Here are some interesting comments I’ve read in the past couple of months in technical trade magazines:
- Some users hate choice and flexibility, and by giving it to them, you are simply increasing the amount of mistakes they will make and the IT time and resources they will consume. -eWeek
- If given a choice, our end users will always choose ease of use over better security. -VeriSign chairman & CEO
- Ease of Use Equals Use -Software Development
- In the world of Google, blogs, e-mail and IM, identity is the collection of places you go. Opportunity flag: Currently, managing these identity trails is a difficult, often-ignored task. -eWeek (both)
- RSS is well-suited to replace e-mail in workgroups whose members must communicate frequently. -Brian Livingston
- The key to a successful development project is to manage your own expectations. -Chad Dickerson
- We all lose more brilliant ideas than we express. Our minds are too busy coping with constant sensory bombardment. -Tom Yager
- Quite simply, the Google philosophy can be expressed in five general principles: Work on things that matter, affect everyone in the world, solve problems with algorithms if possible [i.e. automate what you can], hire bright people and give them lots of freedom, and don’t be afraid to try new things. As a general practice, Google also requires that its engineers spend 20 percent of their time working on personal technology projects unrelated to their primary projects. -InfoWorld
- Visualization, annotation and socialization are becoming must-have features in applications. If they’re missing from yours, you could be producing a non-starter. -Collaboration’ new age
- FC81: It’s a blog world after all, If it’ urgent, ignore it and Things leaders do
Winter is over and spring is finally here to stay. So, I thought it was time to drop the use of cool colors for something a bit sunnier. So I turned to Color Wheel Pro for my new color palette. I actually like its Sunny palette; so, that’s what I based my new color scheme upon. Does it work for you? I also played around with how I handle links. My goal is to be more subtle while still informing you of potential actions while you’re here. Does it work for you? As with any change of this sort, some will like it while others won’t. Feedback from both perspectives is always welcome. What would you do differently and why? Thanks in advance.

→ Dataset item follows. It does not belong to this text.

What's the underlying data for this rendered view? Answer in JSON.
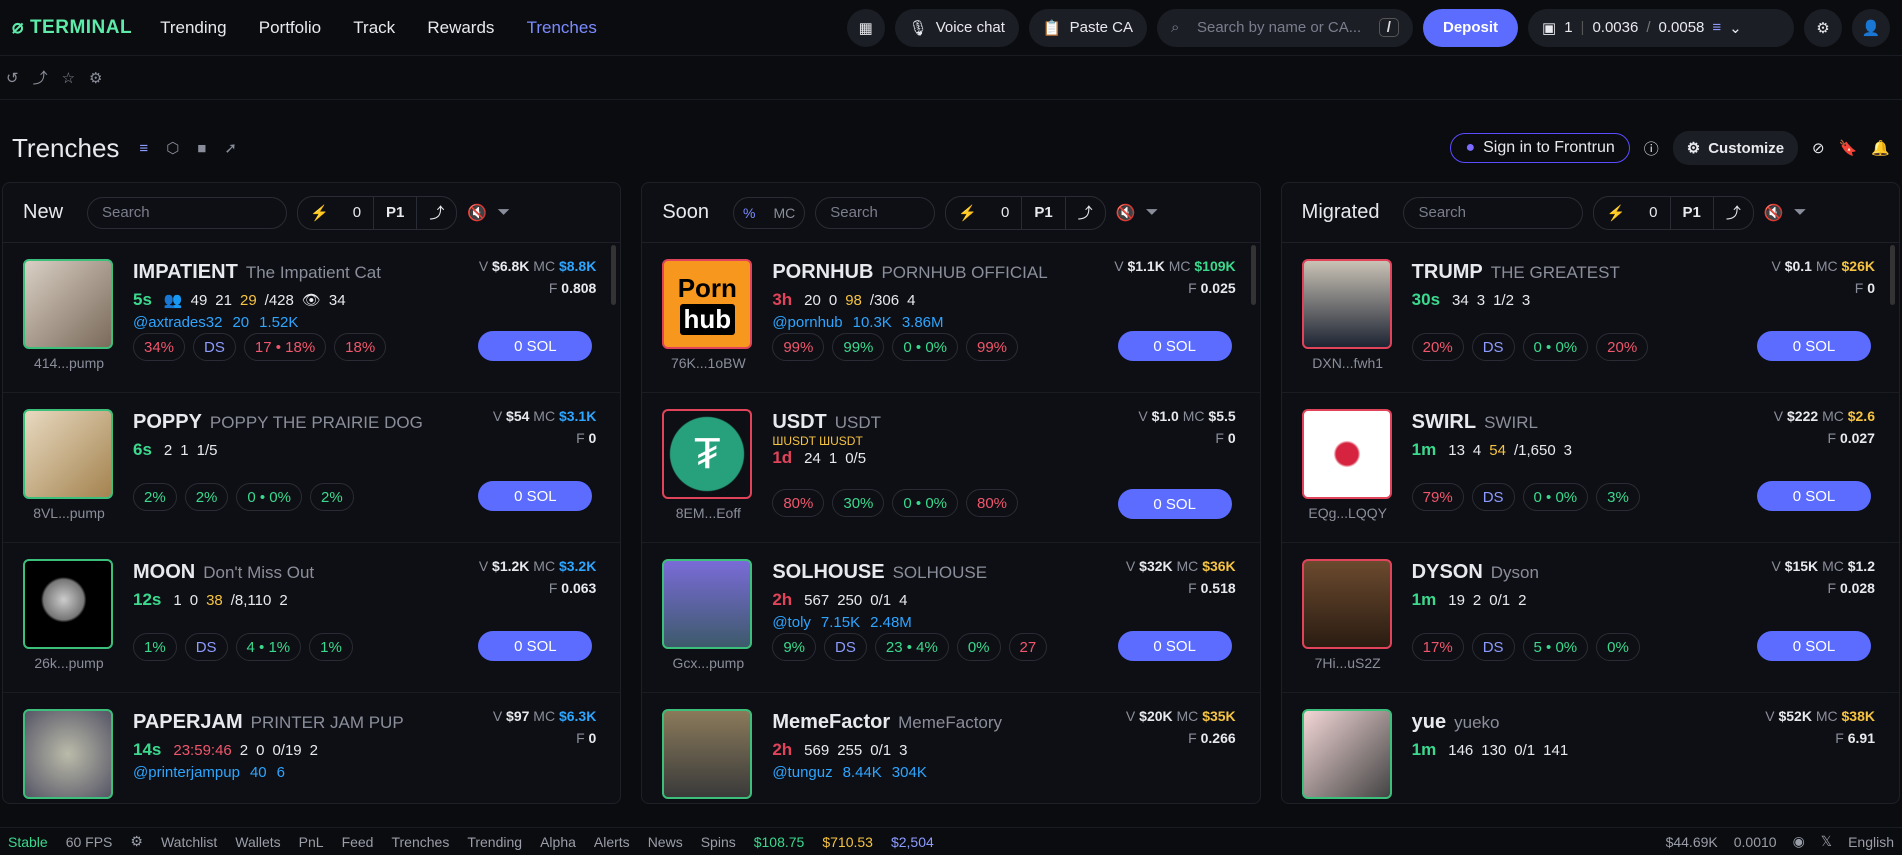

The following logic seems to be more prevalent these days: if something is wrong but someone else does something worse, then what I’m doing isn’t so bad. The actions of others don’t excuse my own. My environment doesn’t prevent me from making the right choices either–granted some environments are more difficult than others. Choice is not free; it always has a cost–not that cost has to be bad. If choice were free, what would be the point of choosing? Need some practical examples? I only downloaded one song, one album, one… I was only driving five miles over the speed limit… I was only in the car pool lane for five minutes…
(Part 4, Part 3, Part 2, Part 1)
Potential issues/challenges/opportunities to be aware in developing a managed add-in for Office:
From the aggregator mailbag:
- Chris Anderson finds that MVC often leads to over-architected applications.
- Hopefully we’ll see continued enhancement to Adam Natha’s CLR SPY tool. As someone who already relies on FxCop‘s static analysis, I’m interested in CLR SPY’s dynamic analysis support. Speaking of revisions to software, FxCop is due for one.
- Dare posts his RSS Bandit TODO list.
- Jason Bock’s reusable .NET Error Dialog received some discussion.
- Chris Pratley talks about the Watson approach to software quality (i.e. let’s measure it). More importantly, Microsoft offers Watson data freely for anyone writing applications on Windows. Chris continues to explore the following counter-intuitive concept, here: The goal is to ship a product with the highest known quality, not necessarily with fewer bugs.
- John Lam reminds us that code coverage tells us only about faults of commission, not faults of omission. He’s also been having fun with the Shadows & Highlights feature in Photoshop CS.
(Part 3, Part 2, Part 1)
Concerning Microsoft .NET:
- PAG‘s Application Updater Block how-to (original) update was discussed–although I cannot access the actual update referenced here. Another good article on the Background Intelligent Transfer Service (BITS) can be found here.
- The Global Assembly Cache (GAC) was demystified.
- Garbage collection and finalization were discussed by Eric Gunnerson and Larry O’Brien (and others) a fair amount (, , , *, , , , , , , ). Chris Brumme weighed in (!) on finalization, too.
- Longhorn’s XAML received a fair bit of coverage (, *, ,  – With Longhorn we are doubling down on OLE compound files to have a good way to have complex documents with rich metadata., , ).